Items from an interface collection:
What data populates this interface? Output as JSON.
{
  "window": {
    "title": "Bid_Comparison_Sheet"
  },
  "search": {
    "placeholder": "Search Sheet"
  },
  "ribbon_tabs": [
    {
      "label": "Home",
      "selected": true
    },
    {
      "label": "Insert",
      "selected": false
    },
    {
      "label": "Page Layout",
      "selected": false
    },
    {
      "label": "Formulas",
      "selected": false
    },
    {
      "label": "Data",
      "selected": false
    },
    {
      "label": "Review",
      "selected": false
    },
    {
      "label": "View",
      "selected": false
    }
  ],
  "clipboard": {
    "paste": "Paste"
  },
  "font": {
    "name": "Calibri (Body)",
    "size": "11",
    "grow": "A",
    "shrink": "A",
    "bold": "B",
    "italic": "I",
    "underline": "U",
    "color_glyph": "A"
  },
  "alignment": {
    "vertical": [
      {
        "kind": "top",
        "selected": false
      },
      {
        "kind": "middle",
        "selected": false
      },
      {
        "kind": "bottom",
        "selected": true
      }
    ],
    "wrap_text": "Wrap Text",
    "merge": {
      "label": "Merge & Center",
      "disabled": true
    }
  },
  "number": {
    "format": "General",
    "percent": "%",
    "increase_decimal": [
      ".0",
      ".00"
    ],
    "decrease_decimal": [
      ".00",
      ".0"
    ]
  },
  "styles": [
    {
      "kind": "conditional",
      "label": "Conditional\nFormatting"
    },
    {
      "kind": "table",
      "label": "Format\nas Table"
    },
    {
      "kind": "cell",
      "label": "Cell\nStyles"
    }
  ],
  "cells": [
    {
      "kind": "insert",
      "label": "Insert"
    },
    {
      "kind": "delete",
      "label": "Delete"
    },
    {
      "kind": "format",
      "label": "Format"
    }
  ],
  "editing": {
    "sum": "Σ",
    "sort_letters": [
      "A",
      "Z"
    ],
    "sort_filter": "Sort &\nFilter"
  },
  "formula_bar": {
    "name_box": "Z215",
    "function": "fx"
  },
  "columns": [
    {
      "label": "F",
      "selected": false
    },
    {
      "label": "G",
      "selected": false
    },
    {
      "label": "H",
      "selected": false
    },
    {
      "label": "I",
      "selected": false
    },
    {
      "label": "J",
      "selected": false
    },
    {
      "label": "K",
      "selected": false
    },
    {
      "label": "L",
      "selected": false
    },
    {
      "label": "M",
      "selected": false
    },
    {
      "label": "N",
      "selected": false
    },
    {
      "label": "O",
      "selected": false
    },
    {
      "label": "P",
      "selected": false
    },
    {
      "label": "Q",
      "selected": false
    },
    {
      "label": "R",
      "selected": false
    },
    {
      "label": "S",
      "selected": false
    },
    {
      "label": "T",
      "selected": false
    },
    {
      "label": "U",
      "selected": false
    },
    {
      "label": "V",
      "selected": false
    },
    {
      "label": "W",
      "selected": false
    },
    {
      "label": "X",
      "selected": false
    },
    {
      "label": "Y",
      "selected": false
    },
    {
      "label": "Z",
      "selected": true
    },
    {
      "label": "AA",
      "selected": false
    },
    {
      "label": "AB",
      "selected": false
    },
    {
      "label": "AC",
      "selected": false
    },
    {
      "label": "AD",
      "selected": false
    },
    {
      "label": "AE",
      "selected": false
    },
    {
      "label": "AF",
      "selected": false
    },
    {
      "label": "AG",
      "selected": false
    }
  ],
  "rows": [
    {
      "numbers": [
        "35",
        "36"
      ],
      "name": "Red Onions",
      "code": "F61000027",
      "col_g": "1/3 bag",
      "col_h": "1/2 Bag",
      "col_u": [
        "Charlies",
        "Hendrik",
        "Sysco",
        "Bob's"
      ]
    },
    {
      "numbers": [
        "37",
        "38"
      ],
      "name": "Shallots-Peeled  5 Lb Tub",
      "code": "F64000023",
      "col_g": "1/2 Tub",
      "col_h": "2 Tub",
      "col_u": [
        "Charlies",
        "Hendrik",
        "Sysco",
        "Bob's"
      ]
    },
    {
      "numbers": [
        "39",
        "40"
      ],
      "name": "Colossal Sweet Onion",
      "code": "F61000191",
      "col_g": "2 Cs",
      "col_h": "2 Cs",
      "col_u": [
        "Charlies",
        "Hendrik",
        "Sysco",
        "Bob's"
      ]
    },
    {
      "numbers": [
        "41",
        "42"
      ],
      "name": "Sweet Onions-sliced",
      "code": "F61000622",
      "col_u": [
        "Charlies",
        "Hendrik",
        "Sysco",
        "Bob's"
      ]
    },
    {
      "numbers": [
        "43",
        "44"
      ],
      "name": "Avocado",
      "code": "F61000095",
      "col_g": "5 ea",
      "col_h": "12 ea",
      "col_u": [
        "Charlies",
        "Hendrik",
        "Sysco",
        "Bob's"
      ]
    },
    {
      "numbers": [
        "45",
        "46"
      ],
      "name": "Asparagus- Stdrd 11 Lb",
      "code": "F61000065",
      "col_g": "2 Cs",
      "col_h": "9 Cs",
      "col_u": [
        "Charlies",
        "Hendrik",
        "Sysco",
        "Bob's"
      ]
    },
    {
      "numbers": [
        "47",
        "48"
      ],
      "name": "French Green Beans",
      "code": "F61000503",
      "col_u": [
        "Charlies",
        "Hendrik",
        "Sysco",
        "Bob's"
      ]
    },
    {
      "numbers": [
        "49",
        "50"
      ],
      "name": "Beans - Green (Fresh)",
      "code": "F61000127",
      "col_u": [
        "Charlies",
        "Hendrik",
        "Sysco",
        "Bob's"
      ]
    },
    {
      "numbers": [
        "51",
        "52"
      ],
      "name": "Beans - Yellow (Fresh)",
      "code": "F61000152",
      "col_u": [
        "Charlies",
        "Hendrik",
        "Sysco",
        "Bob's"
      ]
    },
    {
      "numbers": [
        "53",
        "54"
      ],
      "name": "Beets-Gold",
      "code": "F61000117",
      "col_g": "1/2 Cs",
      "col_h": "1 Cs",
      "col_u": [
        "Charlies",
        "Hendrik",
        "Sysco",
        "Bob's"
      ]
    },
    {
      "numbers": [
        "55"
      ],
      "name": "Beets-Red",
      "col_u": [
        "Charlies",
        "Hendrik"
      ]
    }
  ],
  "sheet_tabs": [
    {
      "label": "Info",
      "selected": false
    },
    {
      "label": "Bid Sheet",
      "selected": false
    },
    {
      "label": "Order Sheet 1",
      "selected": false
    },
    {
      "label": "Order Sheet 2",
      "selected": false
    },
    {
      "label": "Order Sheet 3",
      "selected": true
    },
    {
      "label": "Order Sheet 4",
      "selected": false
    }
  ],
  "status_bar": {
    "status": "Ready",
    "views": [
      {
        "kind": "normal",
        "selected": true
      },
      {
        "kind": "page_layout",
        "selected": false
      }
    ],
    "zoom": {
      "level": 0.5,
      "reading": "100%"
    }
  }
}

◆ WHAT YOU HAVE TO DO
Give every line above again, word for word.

◆ TASK SOLUTION
What data populates this interface? Output as JSON.
{
  "window": {
    "title": "Bid_Comparison_Sheet"
  },
  "search": {
    "placeholder": "Search Sheet"
  },
  "ribbon_tabs": [
    {
      "label": "Home",
      "selected": true
    },
    {
      "label": "Insert",
      "selected": false
    },
    {
      "label": "Page Layout",
      "selected": false
    },
    {
      "label": "Formulas",
      "selected": false
    },
    {
      "label": "Data",
      "selected": false
    },
    {
      "label": "Review",
      "selected": false
    },
    {
      "label": "View",
      "selected": false
    }
  ],
  "clipboard": {
    "paste": "Paste"
  },
  "font": {
    "name": "Calibri (Body)",
    "size": "11",
    "grow": "A",
    "shrink": "A",
    "bold": "B",
    "italic": "I",
    "underline": "U",
    "color_glyph": "A"
  },
  "alignment": {
    "vertical": [
      {
        "kind": "top",
        "selected": false
      },
      {
        "kind": "middle",
        "selected": false
      },
      {
        "kind": "bottom",
        "selected": true
      }
    ],
    "wrap_text": "Wrap Text",
    "merge": {
      "label": "Merge & Center",
      "disabled": true
    }
  },
  "number": {
    "format": "General",
    "percent": "%",
    "increase_decimal": [
      ".0",
      ".00"
    ],
    "decrease_decimal": [
      ".00",
      ".0"
    ]
  },
  "styles": [
    {
      "kind": "conditional",
      "label": "Conditional\nFormatting"
    },
    {
      "kind": "table",
      "label": "Format\nas Table"
    },
    {
      "kind": "cell",
      "label": "Cell\nStyles"
    }
  ],
  "cells": [
    {
      "kind": "insert",
      "label": "Insert"
    },
    {
      "kind": "delete",
      "label": "Delete"
    },
    {
      "kind": "format",
      "label": "Format"
    }
  ],
  "editing": {
    "sum": "Σ",
    "sort_letters": [
      "A",
      "Z"
    ],
    "sort_filter": "Sort &\nFilter"
  },
  "formula_bar": {
    "name_box": "Z215",
    "function": "fx"
  },
  "columns": [
    {
      "label": "F",
      "selected": false
    },
    {
      "label": "G",
      "selected": false
    },
    {
      "label": "H",
      "selected": false
    },
    {
      "label": "I",
      "selected": false
    },
    {
      "label": "J",
      "selected": false
    },
    {
      "label": "K",
      "selected": false
    },
    {
      "label": "L",
      "selected": false
    },
    {
      "label": "M",
      "selected": false
    },
    {
      "label": "N",
      "selected": false
    },
    {
      "label": "O",
      "selected": false
    },
    {
      "label": "P",
      "selected": false
    },
    {
      "label": "Q",
      "selected": false
    },
    {
      "label": "R",
      "selected": false
    },
    {
      "label": "S",
      "selected": false
    },
    {
      "label": "T",
      "selected": false
    },
    {
      "label": "U",
      "selected": false
    },
    {
      "label": "V",
      "selected": false
    },
    {
      "label": "W",
      "selected": false
    },
    {
      "label": "X",
      "selected": false
    },
    {
      "label": "Y",
      "selected": false
    },
    {
      "label": "Z",
      "selected": true
    },
    {
      "label": "AA",
      "selected": false
    },
    {
      "label": "AB",
      "selected": false
    },
    {
      "label": "AC",
      "selected": false
    },
    {
      "label": "AD",
      "selected": false
    },
    {
      "label": "AE",
      "selected": false
    },
    {
      "label": "AF",
      "selected": false
    },
    {
      "label": "AG",
      "selected": false
    }
  ],
  "rows": [
    {
      "numbers": [
        "35",
        "36"
      ],
      "name": "Red Onions",
      "code": "F61000027",
      "col_g": "1/3 bag",
      "col_h": "1/2 Bag",
      "col_u": [
        "Charlies",
        "Hendrik",
        "Sysco",
        "Bob's"
      ]
    },
    {
      "numbers": [
        "37",
        "38"
      ],
      "name": "Shallots-Peeled  5 Lb Tub",
      "code": "F64000023",
      "col_g": "1/2 Tub",
      "col_h": "2 Tub",
      "col_u": [
        "Charlies",
        "Hendrik",
        "Sysco",
        "Bob's"
      ]
    },
    {
      "numbers": [
        "39",
        "40"
      ],
      "name": "Colossal Sweet Onion",
      "code": "F61000191",
      "col_g": "2 Cs",
      "col_h": "2 Cs",
      "col_u": [
        "Charlies",
        "Hendrik",
        "Sysco",
        "Bob's"
      ]
    },
    {
      "numbers": [
        "41",
        "42"
      ],
      "name": "Sweet Onions-sliced",
      "code": "F61000622",
      "col_u": [
        "Charlies",
        "Hendrik",
        "Sysco",
        "Bob's"
      ]
    },
    {
      "numbers": [
        "43",
        "44"
      ],
      "name": "Avocado",
      "code": "F61000095",
      "col_g": "5 ea",
      "col_h": "12 ea",
      "col_u": [
        "Charlies",
        "Hendrik",
        "Sysco",
        "Bob's"
      ]
    },
    {
      "numbers": [
        "45",
        "46"
      ],
      "name": "Asparagus- Stdrd 11 Lb",
      "code": "F61000065",
      "col_g": "2 Cs",
      "col_h": "9 Cs",
      "col_u": [
        "Charlies",
        "Hendrik",
        "Sysco",
        "Bob's"
      ]
    },
    {
      "numbers": [
        "47",
        "48"
      ],
      "name": "French Green Beans",
      "code": "F61000503",
      "col_u": [
        "Charlies",
        "Hendrik",
        "Sysco",
        "Bob's"
      ]
    },
    {
      "numbers": [
        "49",
        "50"
      ],
      "name": "Beans - Green (Fresh)",
      "code": "F61000127",
      "col_u": [
        "Charlies",
        "Hendrik",
        "Sysco",
        "Bob's"
      ]
    },
    {
      "numbers": [
        "51",
        "52"
      ],
      "name": "Beans - Yellow (Fresh)",
      "code": "F61000152",
      "col_u": [
        "Charlies",
        "Hendrik",
        "Sysco",
        "Bob's"
      ]
    },
    {
      "numbers": [
        "53",
        "54"
      ],
      "name": "Beets-Gold",
      "code": "F61000117",
      "col_g": "1/2 Cs",
      "col_h": "1 Cs",
      "col_u": [
        "Charlies",
        "Hendrik",
        "Sysco",
        "Bob's"
      ]
    },
    {
      "numbers": [
        "55"
      ],
      "name": "Beets-Red",
      "col_u": [
        "Charlies",
        "Hendrik"
      ]
    }
  ],
  "sheet_tabs": [
    {
      "label": "Info",
      "selected": false
    },
    {
      "label": "Bid Sheet",
      "selected": false
    },
    {
      "label": "Order Sheet 1",
      "selected": false
    },
    {
      "label": "Order Sheet 2",
      "selected": false
    },
    {
      "label": "Order Sheet 3",
      "selected": true
    },
    {
      "label": "Order Sheet 4",
      "selected": false
    }
  ],
  "status_bar": {
    "status": "Ready",
    "views": [
      {
        "kind": "normal",
        "selected": true
      },
      {
        "kind": "page_layout",
        "selected": false
      }
    ],
    "zoom": {
      "level": 0.5,
      "reading": "100%"
    }
  }
}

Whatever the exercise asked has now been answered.